# PROBLEM DETAILS:
Scan each line of the records for the word "Hoàng" and extract the ones that have it.

# DATASET RECORDS:

########

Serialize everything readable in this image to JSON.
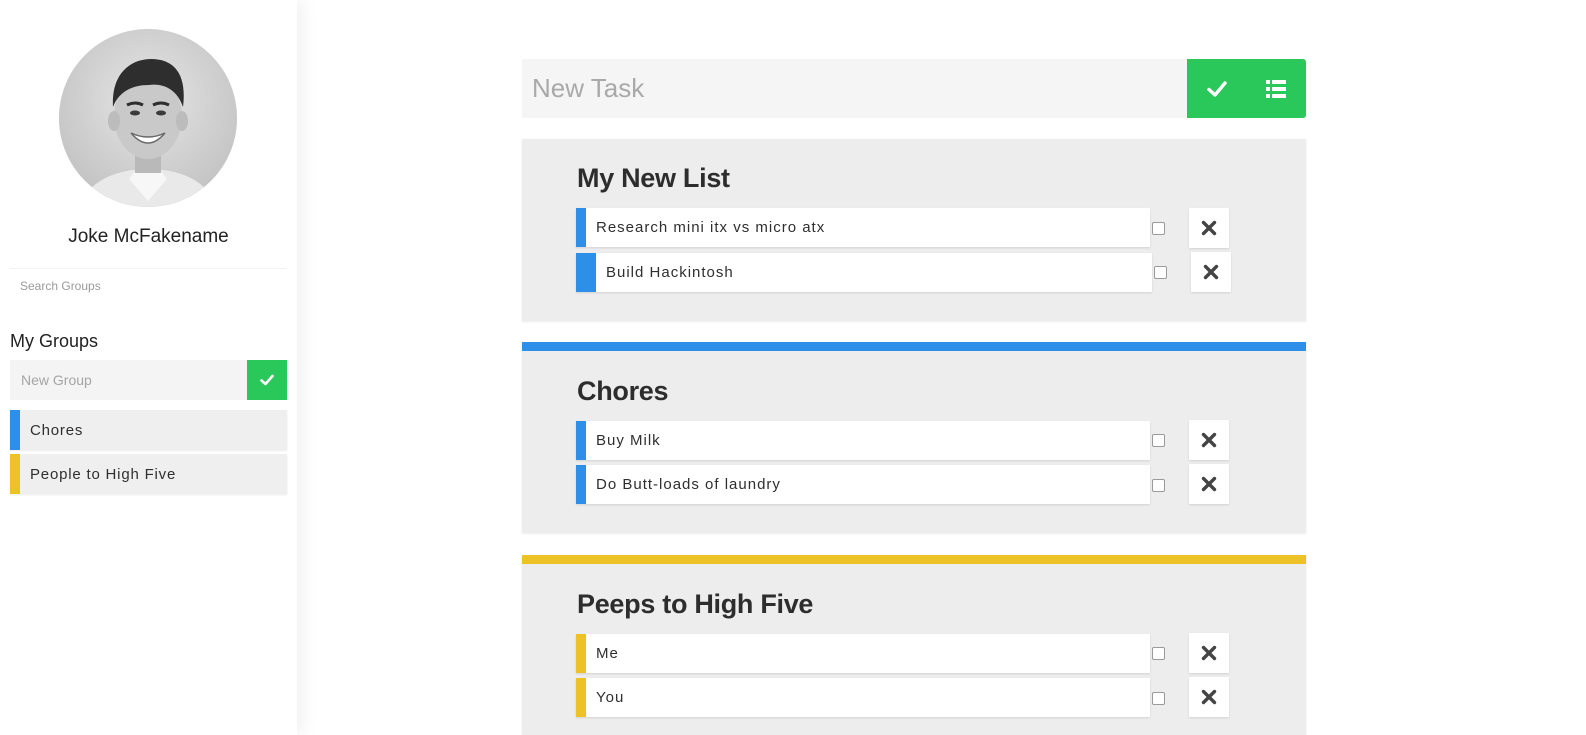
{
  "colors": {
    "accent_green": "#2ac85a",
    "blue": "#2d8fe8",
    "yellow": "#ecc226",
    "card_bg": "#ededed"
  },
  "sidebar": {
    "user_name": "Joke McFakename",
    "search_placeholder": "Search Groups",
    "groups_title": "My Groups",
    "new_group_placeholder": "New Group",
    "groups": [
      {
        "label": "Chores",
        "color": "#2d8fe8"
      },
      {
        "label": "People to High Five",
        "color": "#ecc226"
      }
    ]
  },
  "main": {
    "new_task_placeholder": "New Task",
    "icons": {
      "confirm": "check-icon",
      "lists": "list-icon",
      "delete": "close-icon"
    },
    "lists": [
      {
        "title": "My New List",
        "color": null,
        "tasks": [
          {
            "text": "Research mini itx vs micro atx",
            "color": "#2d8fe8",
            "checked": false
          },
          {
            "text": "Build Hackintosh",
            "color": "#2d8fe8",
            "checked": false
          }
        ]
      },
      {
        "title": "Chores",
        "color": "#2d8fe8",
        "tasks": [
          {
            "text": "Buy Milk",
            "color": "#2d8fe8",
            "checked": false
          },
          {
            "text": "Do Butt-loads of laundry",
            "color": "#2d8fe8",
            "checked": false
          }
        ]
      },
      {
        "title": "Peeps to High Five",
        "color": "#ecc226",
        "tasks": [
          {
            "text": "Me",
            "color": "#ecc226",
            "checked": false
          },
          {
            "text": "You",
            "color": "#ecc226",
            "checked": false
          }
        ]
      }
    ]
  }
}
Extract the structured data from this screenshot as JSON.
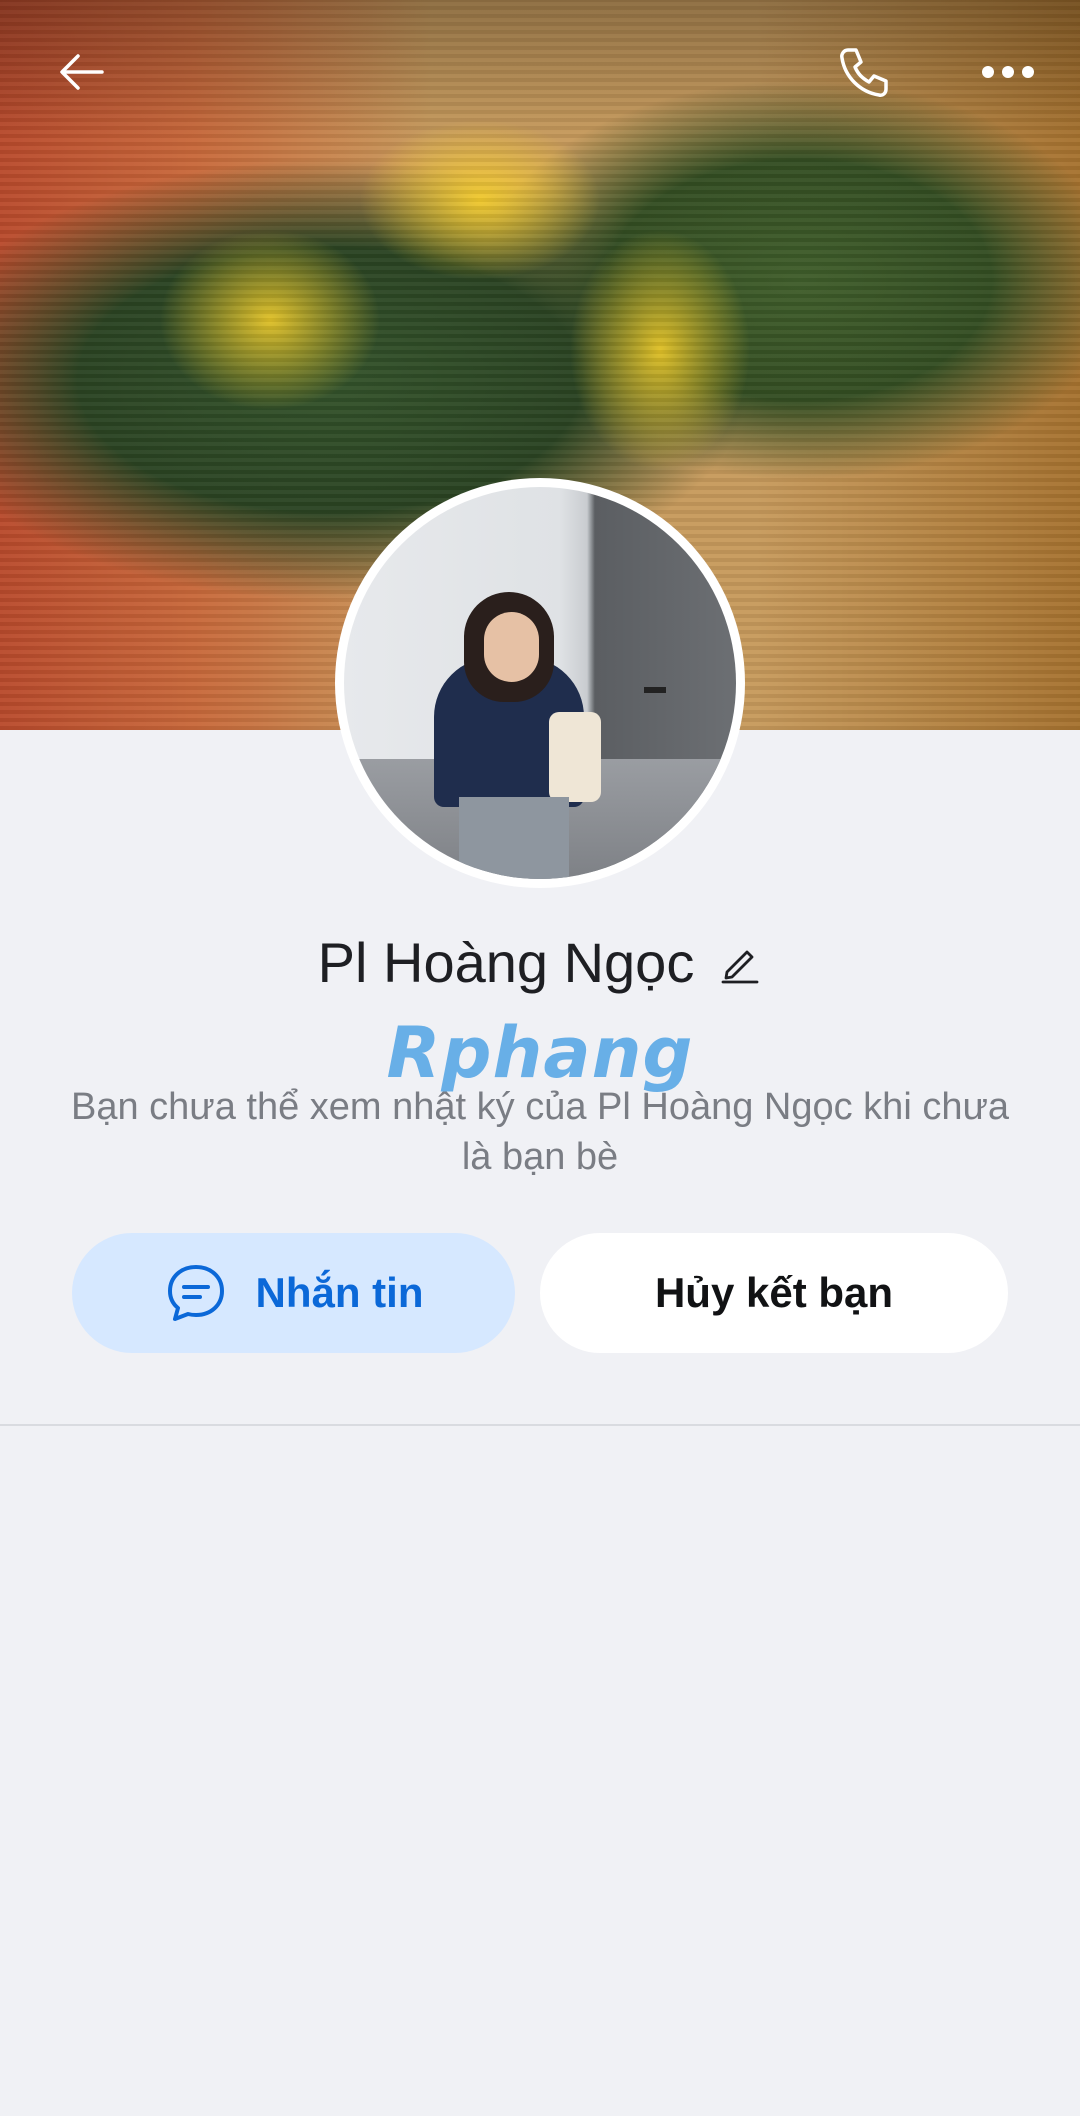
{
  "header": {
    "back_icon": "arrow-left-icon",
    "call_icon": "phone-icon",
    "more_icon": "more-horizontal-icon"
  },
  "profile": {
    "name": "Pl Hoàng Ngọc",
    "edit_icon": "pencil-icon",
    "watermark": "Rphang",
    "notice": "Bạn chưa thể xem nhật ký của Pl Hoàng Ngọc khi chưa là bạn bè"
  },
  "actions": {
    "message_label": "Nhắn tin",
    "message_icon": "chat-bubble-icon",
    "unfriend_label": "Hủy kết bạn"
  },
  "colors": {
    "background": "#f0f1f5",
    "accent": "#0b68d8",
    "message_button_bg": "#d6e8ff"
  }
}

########

# TASK RESPONSE:
    "name": "Pl Hoàng Ngọc",
    "notice": "Bạn chưa thể xem nhật ký của Pl Hoàng Ngọc khi chưa là bạn bè"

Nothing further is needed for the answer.